Insect or Arachnid? lesson plan

Do tiny creatures that creep, crawl, buzz, and fly around your head bug you? Use Crayola Dry-Erase Markers to demonstrate your insect-elligence.

  • 1.

    Although they both have exoskeletons (hard skeleton on the outside of their bodies), segmented bodies, and jointed legs, spiders and insects are very different species. Read books---such as "Everything Bug: What Kids Really Want to Know About Insects and Spiders" by Cherie Winner or "Simon and Shuster Children's Guide to Insects and Spiders" by Jinny Johnson---to learn about differences between the species.

  • 2.

    Notice that spiders have two body parts and insects have three. Observe the eight simple eyes on spiders and the two compound eyes on insects. Did you see that spiders have no antennae, while insects have two? Almost everyone knows that insects have three pairs of legs, while spiders have four. With Crayola Colored Pencils, jot down other interesting facts as you discover them.

  • 3.

    Cut paper into slips with Crayola Scissors. Write your favorite fun facts, one per slip. Place papers from everyone in the class into a container such as a recycled box.

  • 4.

    At the top of a large dry-erase board, use Crayola Dry-Erase Markers to draw an accurate illustration of a spider and an insect. Draw a line under the illustrations and a line between them, extending the full length of the board.

  • 5.

    One student at a time pulls a fact from the container and reads it. Together, decide whether the statement refers to spiders or insects. As each fact is read, write the characteristic or place a tally mark under the appropriate bug. Stack the facts into a

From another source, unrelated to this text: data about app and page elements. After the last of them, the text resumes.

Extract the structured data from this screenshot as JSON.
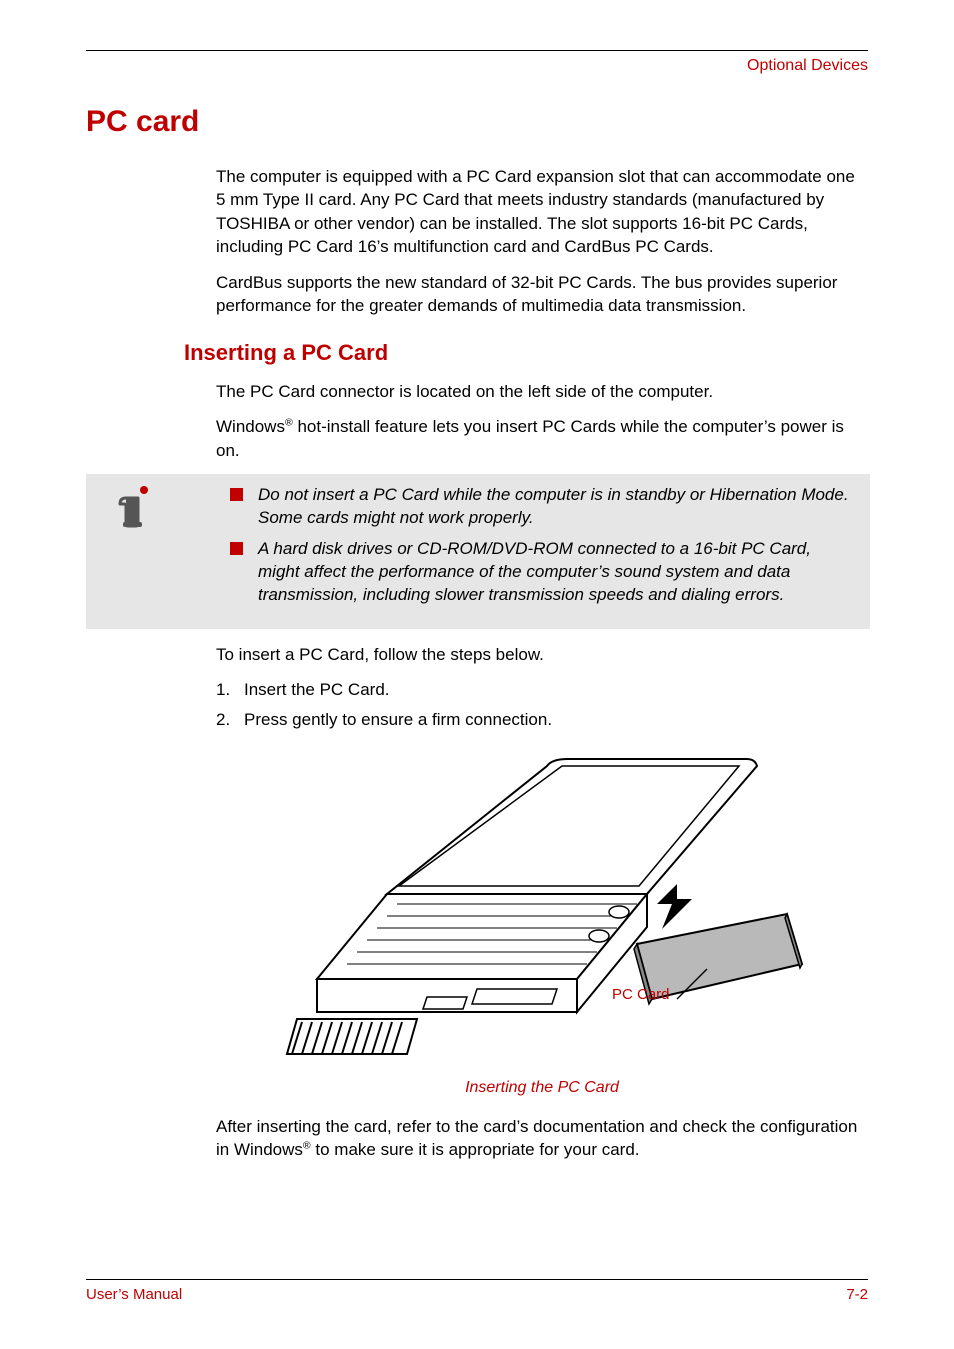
{
  "header": {
    "section": "Optional Devices"
  },
  "h1": "PC card",
  "intro": {
    "p1": "The computer is equipped with a PC Card expansion slot that can accommodate one 5 mm Type II card. Any PC Card that meets industry standards (manufactured by TOSHIBA or other vendor) can be installed. The slot supports 16-bit PC Cards, including PC Card 16’s multifunction card and CardBus PC Cards.",
    "p2": "CardBus supports the new standard of 32-bit PC Cards. The bus provides superior performance for the greater demands of multimedia data transmission."
  },
  "h2": "Inserting a PC Card",
  "insert": {
    "p1": "The PC Card connector is located on the left side of the computer.",
    "p2a": "Windows",
    "p2sup": "®",
    "p2b": " hot-install feature lets you insert PC Cards while the computer’s power is on."
  },
  "notes": {
    "n1": "Do not insert a PC Card while the computer is in standby or Hibernation Mode. Some cards might not work properly.",
    "n2": "A hard disk drives or CD-ROM/DVD-ROM connected to a 16-bit PC Card, might affect the performance of the computer’s sound system and data transmission, including slower transmission speeds and dialing errors."
  },
  "steps_intro": "To insert a PC Card, follow the steps below.",
  "steps": {
    "s1_num": "1.",
    "s1_text": "Insert the PC Card.",
    "s2_num": "2.",
    "s2_text": "Press gently to ensure a firm connection."
  },
  "figure": {
    "label": "PC Card",
    "caption": "Inserting the PC Card"
  },
  "after": {
    "p1a": "After inserting the card, refer to the card’s documentation and check the configuration in Windows",
    "p1sup": "®",
    "p1b": " to make sure it is appropriate for your card."
  },
  "footer": {
    "left": "User’s Manual",
    "right": "7-2"
  },
  "icons": {
    "info": "info-icon"
  }
}
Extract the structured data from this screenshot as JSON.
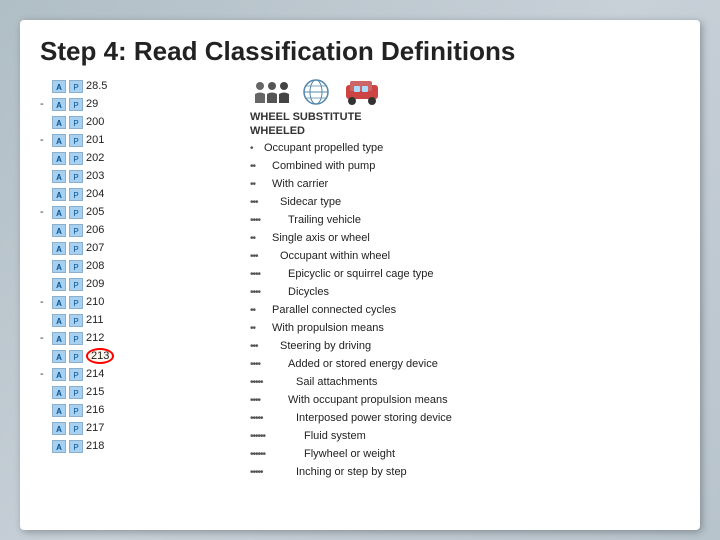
{
  "title": "Step 4: Read Classification Definitions",
  "left": {
    "rows": [
      {
        "dash": "",
        "num": "28.5",
        "circled": false
      },
      {
        "dash": "-",
        "num": "29",
        "circled": false
      },
      {
        "dash": "",
        "num": "200",
        "circled": false
      },
      {
        "dash": "-",
        "num": "201",
        "circled": false
      },
      {
        "dash": "",
        "num": "202",
        "circled": false
      },
      {
        "dash": "",
        "num": "203",
        "circled": false
      },
      {
        "dash": "",
        "num": "204",
        "circled": false
      },
      {
        "dash": "-",
        "num": "205",
        "circled": false
      },
      {
        "dash": "",
        "num": "206",
        "circled": false
      },
      {
        "dash": "",
        "num": "207",
        "circled": false
      },
      {
        "dash": "",
        "num": "208",
        "circled": false
      },
      {
        "dash": "",
        "num": "209",
        "circled": false
      },
      {
        "dash": "-",
        "num": "210",
        "circled": false
      },
      {
        "dash": "",
        "num": "211",
        "circled": false
      },
      {
        "dash": "-",
        "num": "212",
        "circled": false
      },
      {
        "dash": "",
        "num": "213",
        "circled": true
      },
      {
        "dash": "-",
        "num": "214",
        "circled": false
      },
      {
        "dash": "",
        "num": "215",
        "circled": false
      },
      {
        "dash": "",
        "num": "216",
        "circled": false
      },
      {
        "dash": "",
        "num": "217",
        "circled": false
      },
      {
        "dash": "",
        "num": "218",
        "circled": false
      }
    ]
  },
  "right": {
    "header1": "WHEEL SUBSTITUTE",
    "header2": "WHEELED",
    "entries": [
      {
        "dots": "•",
        "indent": 1,
        "text": "Occupant propelled type"
      },
      {
        "dots": "••",
        "indent": 2,
        "text": "Combined with pump"
      },
      {
        "dots": "••",
        "indent": 2,
        "text": "With carrier"
      },
      {
        "dots": "•••",
        "indent": 3,
        "text": "Sidecar type"
      },
      {
        "dots": "••••",
        "indent": 4,
        "text": "Trailing vehicle"
      },
      {
        "dots": "••",
        "indent": 2,
        "text": "Single axis or wheel"
      },
      {
        "dots": "•••",
        "indent": 3,
        "text": "Occupant within wheel"
      },
      {
        "dots": "••••",
        "indent": 4,
        "text": "Epicyclic or squirrel cage type"
      },
      {
        "dots": "••••",
        "indent": 4,
        "text": "Dicycles"
      },
      {
        "dots": "••",
        "indent": 2,
        "text": "Parallel connected cycles"
      },
      {
        "dots": "••",
        "indent": 2,
        "text": "With propulsion means"
      },
      {
        "dots": "•••",
        "indent": 3,
        "text": "Steering by driving"
      },
      {
        "dots": "••••",
        "indent": 4,
        "text": "Added or stored energy device"
      },
      {
        "dots": "•••••",
        "indent": 5,
        "text": "Sail attachments"
      },
      {
        "dots": "••••",
        "indent": 4,
        "text": "With occupant propulsion means"
      },
      {
        "dots": "•••••",
        "indent": 5,
        "text": "Interposed power storing device"
      },
      {
        "dots": "••••••",
        "indent": 6,
        "text": "Fluid system"
      },
      {
        "dots": "••••••",
        "indent": 6,
        "text": "Flywheel or weight"
      },
      {
        "dots": "•••••",
        "indent": 5,
        "text": "Inching or step by step"
      }
    ]
  }
}
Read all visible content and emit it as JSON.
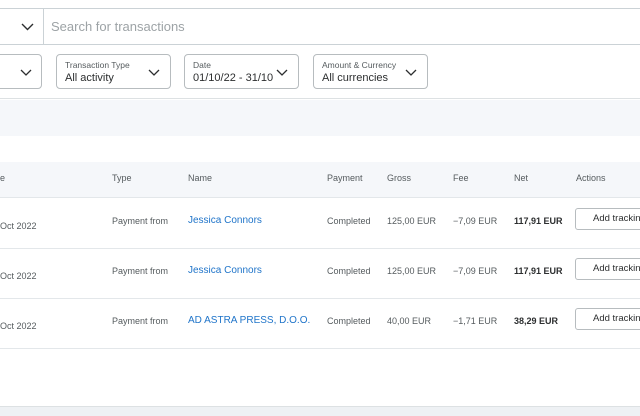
{
  "search": {
    "placeholder": "Search for transactions"
  },
  "filters": [
    {
      "label": "",
      "value": ""
    },
    {
      "label": "Transaction Type",
      "value": "All activity"
    },
    {
      "label": "Date",
      "value": "01/10/22 - 31/10"
    },
    {
      "label": "Amount & Currency",
      "value": "All currencies"
    }
  ],
  "table": {
    "headers": {
      "date": "e",
      "type": "Type",
      "name": "Name",
      "payment": "Payment",
      "gross": "Gross",
      "fee": "Fee",
      "net": "Net",
      "actions": "Actions"
    },
    "rows": [
      {
        "date": "Oct 2022",
        "type": "Payment from",
        "name": "Jessica Connors",
        "payment": "Completed",
        "gross": "125,00 EUR",
        "fee": "−7,09 EUR",
        "net": "117,91 EUR",
        "action": "Add tracking"
      },
      {
        "date": "Oct 2022",
        "type": "Payment from",
        "name": "Jessica Connors",
        "payment": "Completed",
        "gross": "125,00 EUR",
        "fee": "−7,09 EUR",
        "net": "117,91 EUR",
        "action": "Add tracking"
      },
      {
        "date": "Oct 2022",
        "type": "Payment from",
        "name": "AD ASTRA PRESS, D.O.O.",
        "payment": "Completed",
        "gross": "40,00 EUR",
        "fee": "−1,71 EUR",
        "net": "38,29 EUR",
        "action": "Add tracking"
      }
    ]
  },
  "icons": {
    "chevron": "chevron-down-icon"
  },
  "colors": {
    "link": "#1f74c9",
    "border": "#b7bcbf",
    "band": "#f5f7fa"
  }
}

  • Students compare and contrast the characteristics of insects and arachnids through research, observation, and discussion.
  • Students write accurate statements describing insect and arachnid life cycles and anatomies.
  • Students listen as each description is read aloud and respond by classifying each fact into an insect or arachnid category.


  • Prepare an insect/arachnid research area in the classroom. Include actual insect/spider specimens, photos, illustrations, and books, such as the series by Judy Allen titled "Are You a …?"
  • Create an interactive bulletin board. With classmates, brainstorm names of spiders and insects. Work together to complete a mural including grass, bushes, trees, and sky. Add spider webs, flowers, and other details. Choose a bug from the list to draw and
  • Create simple board games in which spiders mature, complete a web, and catch a meal; or insects move through the stages of metamorphosis to become an adult. Include perils such as torn webs, cocoons knocked down by storms, or caterpillars eaten by birds. Add positive occurrences such as plenty of food, good weather, and sheltered habitats. Trade and play games as a culminating activity.
  • Assessment: Have students cut or tear out brightly colored construction paper shapes and glue on black construction paper to create a new species of insect or arachnid. Ask students to include all necessary body parts, accurately assembled and labeled. Name the new bug species.